EXERCISE BRIEF: Go over the entries and report the lines where the word "frames" occurs.

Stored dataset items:
▼

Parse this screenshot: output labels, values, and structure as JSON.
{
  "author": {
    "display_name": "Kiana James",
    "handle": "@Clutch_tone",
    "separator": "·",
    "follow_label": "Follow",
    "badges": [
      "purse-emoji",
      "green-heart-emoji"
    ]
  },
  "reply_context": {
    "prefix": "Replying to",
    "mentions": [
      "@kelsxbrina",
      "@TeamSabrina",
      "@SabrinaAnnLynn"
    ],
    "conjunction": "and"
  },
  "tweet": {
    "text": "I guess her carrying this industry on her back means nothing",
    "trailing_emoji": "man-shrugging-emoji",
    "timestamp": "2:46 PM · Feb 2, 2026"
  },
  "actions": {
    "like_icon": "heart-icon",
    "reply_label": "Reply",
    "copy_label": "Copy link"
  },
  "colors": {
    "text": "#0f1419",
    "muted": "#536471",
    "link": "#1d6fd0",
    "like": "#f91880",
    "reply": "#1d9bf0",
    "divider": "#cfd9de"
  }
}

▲
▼

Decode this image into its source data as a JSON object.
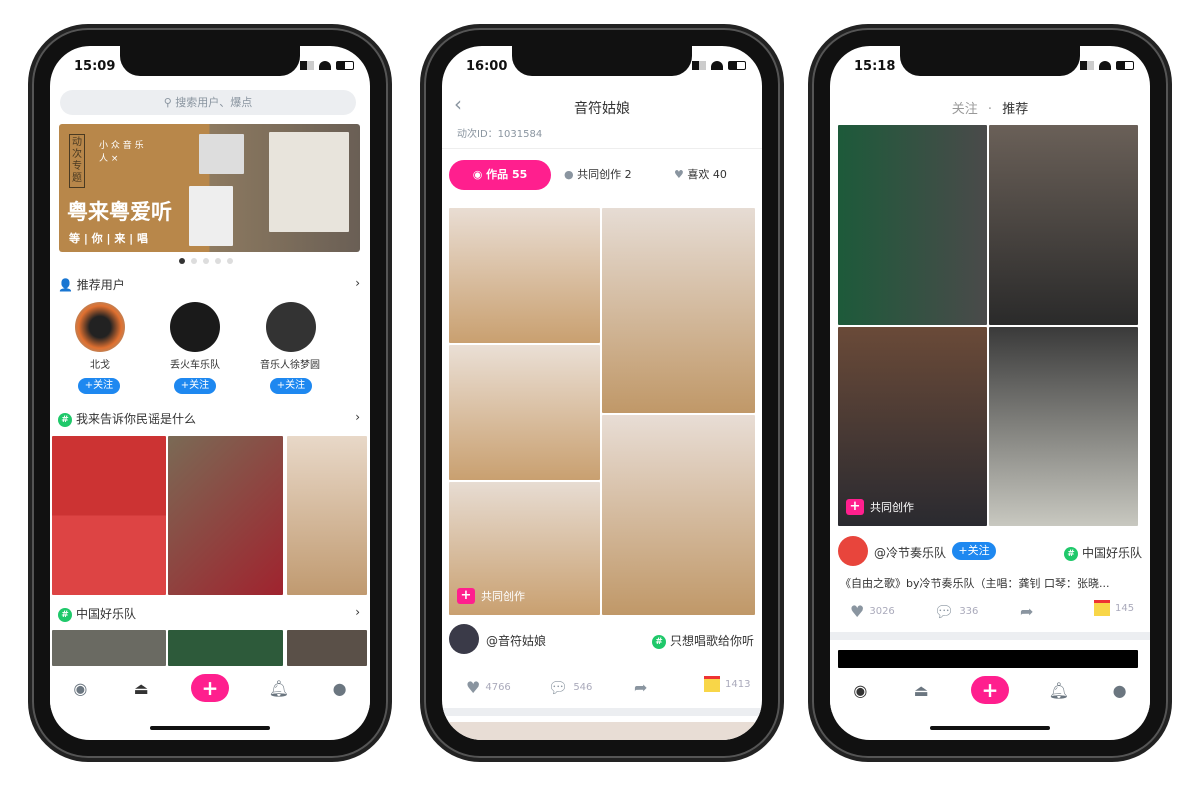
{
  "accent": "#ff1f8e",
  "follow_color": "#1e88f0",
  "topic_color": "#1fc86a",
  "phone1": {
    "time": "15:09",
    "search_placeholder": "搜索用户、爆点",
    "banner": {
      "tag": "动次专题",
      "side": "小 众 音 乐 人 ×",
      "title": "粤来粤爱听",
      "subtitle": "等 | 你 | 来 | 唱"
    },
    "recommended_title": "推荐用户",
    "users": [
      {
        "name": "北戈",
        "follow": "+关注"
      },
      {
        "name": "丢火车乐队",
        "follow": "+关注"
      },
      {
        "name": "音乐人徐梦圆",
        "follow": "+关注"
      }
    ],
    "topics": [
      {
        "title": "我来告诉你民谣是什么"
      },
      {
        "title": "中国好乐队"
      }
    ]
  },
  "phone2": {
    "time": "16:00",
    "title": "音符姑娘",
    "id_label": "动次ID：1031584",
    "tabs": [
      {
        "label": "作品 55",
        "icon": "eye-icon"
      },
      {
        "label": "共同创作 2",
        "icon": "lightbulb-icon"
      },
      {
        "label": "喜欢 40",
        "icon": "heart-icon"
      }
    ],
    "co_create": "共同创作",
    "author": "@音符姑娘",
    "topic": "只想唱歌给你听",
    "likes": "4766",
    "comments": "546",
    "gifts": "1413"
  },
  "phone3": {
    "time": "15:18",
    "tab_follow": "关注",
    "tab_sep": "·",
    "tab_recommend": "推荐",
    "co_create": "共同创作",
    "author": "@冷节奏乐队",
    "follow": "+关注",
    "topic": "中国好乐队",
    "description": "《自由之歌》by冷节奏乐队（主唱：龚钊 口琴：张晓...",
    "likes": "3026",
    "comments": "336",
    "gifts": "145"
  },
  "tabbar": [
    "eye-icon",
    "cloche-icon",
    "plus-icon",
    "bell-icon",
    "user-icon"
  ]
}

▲
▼

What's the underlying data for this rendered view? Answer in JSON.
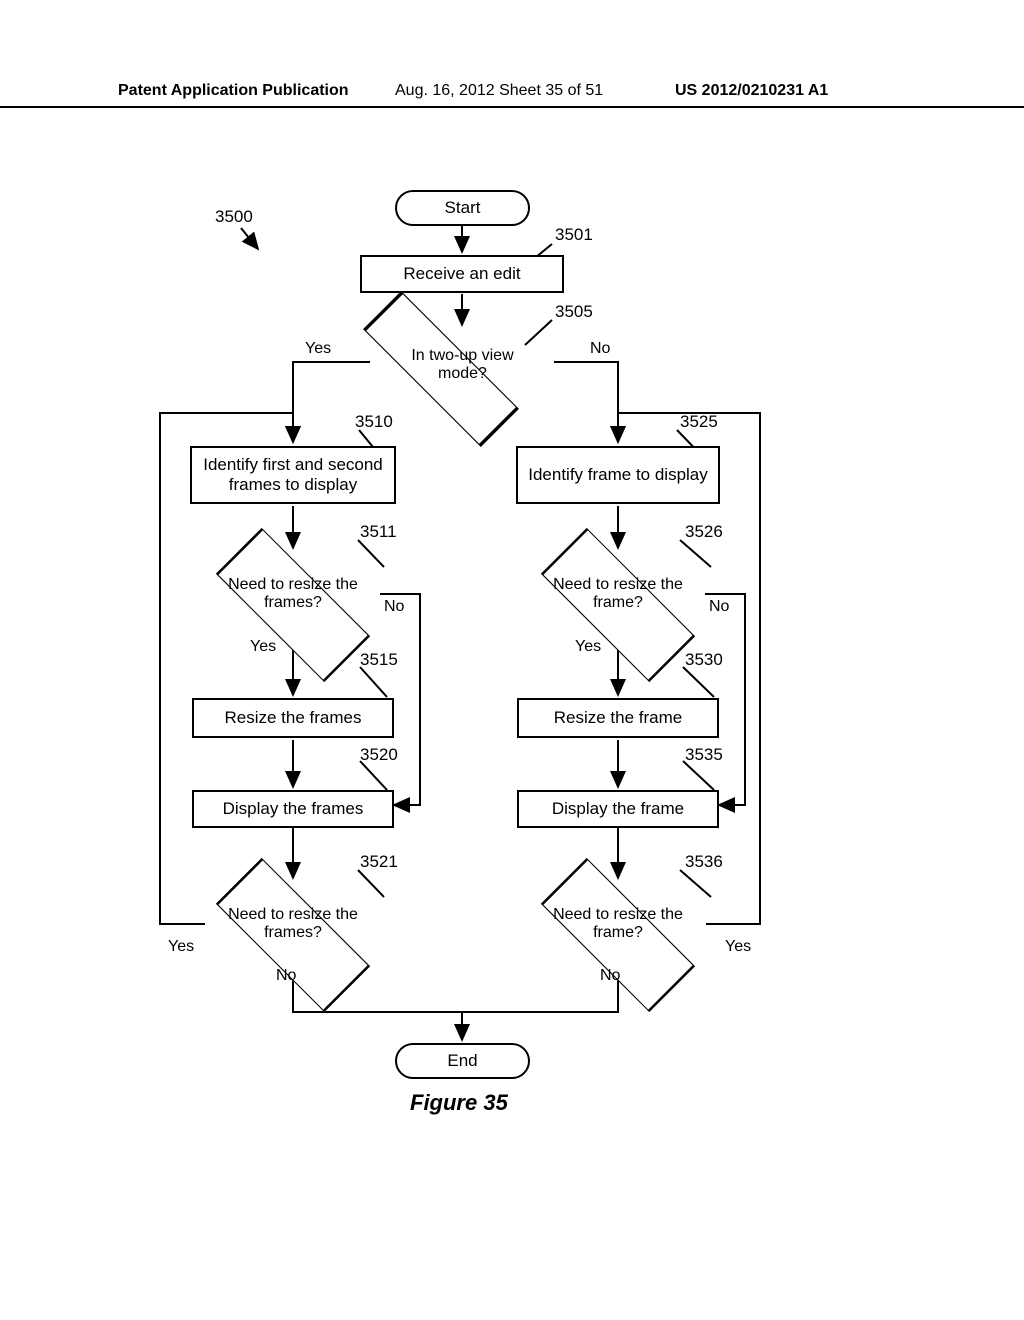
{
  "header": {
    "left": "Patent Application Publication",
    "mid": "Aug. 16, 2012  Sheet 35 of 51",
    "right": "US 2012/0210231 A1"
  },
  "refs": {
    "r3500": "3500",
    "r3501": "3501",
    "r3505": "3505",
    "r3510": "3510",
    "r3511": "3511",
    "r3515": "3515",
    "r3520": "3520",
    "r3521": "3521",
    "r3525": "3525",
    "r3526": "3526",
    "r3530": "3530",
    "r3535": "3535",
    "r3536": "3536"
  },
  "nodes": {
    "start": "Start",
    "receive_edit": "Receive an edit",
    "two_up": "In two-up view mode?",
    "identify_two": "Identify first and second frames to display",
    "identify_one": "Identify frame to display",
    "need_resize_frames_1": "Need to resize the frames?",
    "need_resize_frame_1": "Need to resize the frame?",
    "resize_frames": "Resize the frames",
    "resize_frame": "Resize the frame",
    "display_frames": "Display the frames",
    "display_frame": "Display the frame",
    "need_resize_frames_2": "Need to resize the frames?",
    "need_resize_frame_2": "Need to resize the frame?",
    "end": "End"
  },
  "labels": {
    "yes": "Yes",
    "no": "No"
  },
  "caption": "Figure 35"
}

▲

SOLUTION TO THE PROBLEM:
    "identify_two": "Identify first and second frames to display",
    "need_resize_frames_1": "Need to resize the frames?",
    "resize_frames": "Resize the frames",
    "display_frames": "Display the frames",
    "need_resize_frames_2": "Need to resize the frames?",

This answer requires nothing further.